Myolie Wu (胡杏兒) has been focusing on her career in mainland China since leaving TVB in 2015. She also took a break to build her family of four. She was recently announced to be participating in the Chinese variety show, “Everybody Stand By 2” (演员请就位2), which features actors with varying levels of acting experience competing against each other to be selected by famous directors as “Best Actor” in the end.
Prior to the show’s debut, she did an interview in August talking about her acting career. One of the unavoidable topics was her time at TVB. When talking about TVB, Myolie Wu had compared her experience there like training at the Shaolin Temple. Myolie Wu revealed joining TVB was her first job and was really an accident. She joined the pageant at 19 after finishing her first year of college. Myolie Wu explained her father had just retired, as she was the youngest in the family, she didn’t want to be asking her family for money. She really didn’t know anything about acting. In the beginning of her career, she portrayed similar roles like the younger sister of the main character.

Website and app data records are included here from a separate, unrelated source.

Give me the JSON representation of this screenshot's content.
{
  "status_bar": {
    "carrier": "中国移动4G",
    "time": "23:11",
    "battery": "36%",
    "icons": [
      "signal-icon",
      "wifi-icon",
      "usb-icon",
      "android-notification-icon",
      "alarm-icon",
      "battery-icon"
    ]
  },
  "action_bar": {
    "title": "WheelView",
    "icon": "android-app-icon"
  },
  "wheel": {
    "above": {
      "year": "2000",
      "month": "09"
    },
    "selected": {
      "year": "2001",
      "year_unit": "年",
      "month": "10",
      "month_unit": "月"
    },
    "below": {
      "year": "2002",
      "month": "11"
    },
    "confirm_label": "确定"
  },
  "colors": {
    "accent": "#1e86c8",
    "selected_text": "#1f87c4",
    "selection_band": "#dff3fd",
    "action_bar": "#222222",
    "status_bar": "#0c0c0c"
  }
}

Her breakthrough came when she got the role of “Yan Yan” in the 2002 series, “Golden Faith”, where she portrayed the slightly mentally handicapped younger sister of Gallen Lo. The role earned her TVB’s Most Improved Actress that year. In 2011, she got the TVB Anniversary Award for My Favorite Female Character for “Ghetto Justice”. In 2012, she finally got the coveted TVB Anniversary Award for Best Actress for her role as “Empress Consort Hao-sun” in “Curse of the Royal Harem”.

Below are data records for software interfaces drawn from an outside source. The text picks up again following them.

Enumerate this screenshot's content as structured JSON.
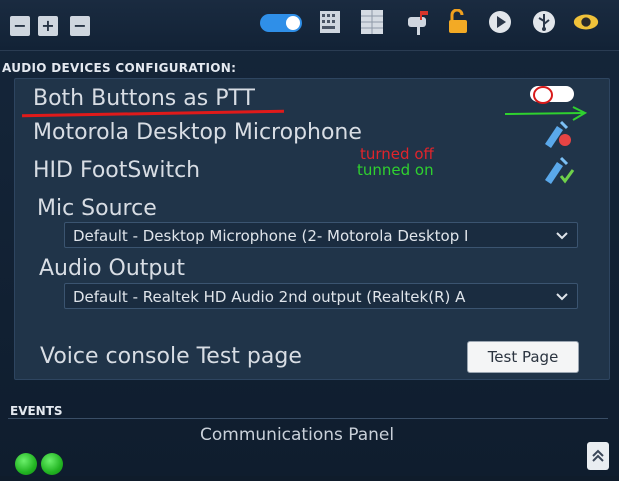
{
  "toolbar": {
    "window_buttons": [
      "−",
      "+",
      "−"
    ],
    "icons": [
      "toggle-switch",
      "keyboard-icon",
      "grid-icon",
      "mailbox-icon",
      "unlock-icon",
      "play-icon",
      "usb-icon",
      "eye-icon"
    ]
  },
  "config": {
    "title": "AUDIO DEVICES CONFIGURATION:",
    "ptt_label": "Both Buttons as PTT",
    "motorola_label": "Motorola Desktop Microphone",
    "hid_label": "HID FootSwitch",
    "mic_source_label": "Mic Source",
    "mic_source_value": "Default - Desktop Microphone (2- Motorola Desktop I",
    "audio_output_label": "Audio Output",
    "audio_output_value": "Default - Realtek HD Audio 2nd output (Realtek(R) A",
    "voice_console_label": "Voice console Test page",
    "test_page_button": "Test Page"
  },
  "annotations": {
    "turned_off": "turned off",
    "turned_on": "tunned on"
  },
  "colors": {
    "annotation_red": "#e0242b",
    "annotation_green": "#2fd12f",
    "toggle_blue": "#2f8fe8"
  },
  "events": {
    "title": "EVENTS",
    "panel_title": "Communications Panel"
  }
}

Myolie Wu expressed, “This industry is indeed very competitive. If you don’t hustle, it’s really hard to get far.” Even though she is in her 40’s, Myolie Wu has never felt afraid about portraying a mother role and not being able to go back to portraying someone’s younger sister. When the interviewer asks her the significance of being TVB’s Best Actress, Myolie Wu explained, “I think it’s really a recognition. It is also a very cruel reality that actors rely on winning awards. It’s a recognition for you.”
On whether there were any changes in the way people treated her, Myolie Wu explained, “Indeed, there were a bit more privileges. It can be called privileges, but I don’t think these privileges can be casually used. For example, female leads generally film on location in the morning and then film at the studio for over 20 hours a day. They let you endure it for a few days. After enduring it for a few days and you can’t take it anymore, you don’t need to go film on location or at the studio. This is the privilege. But you can’t be doing this every 2 or 3 days. My assistant said to me, ‘Do you know what the crew workers call you? They all call you Iron Lady.’, because I never use my privileges.”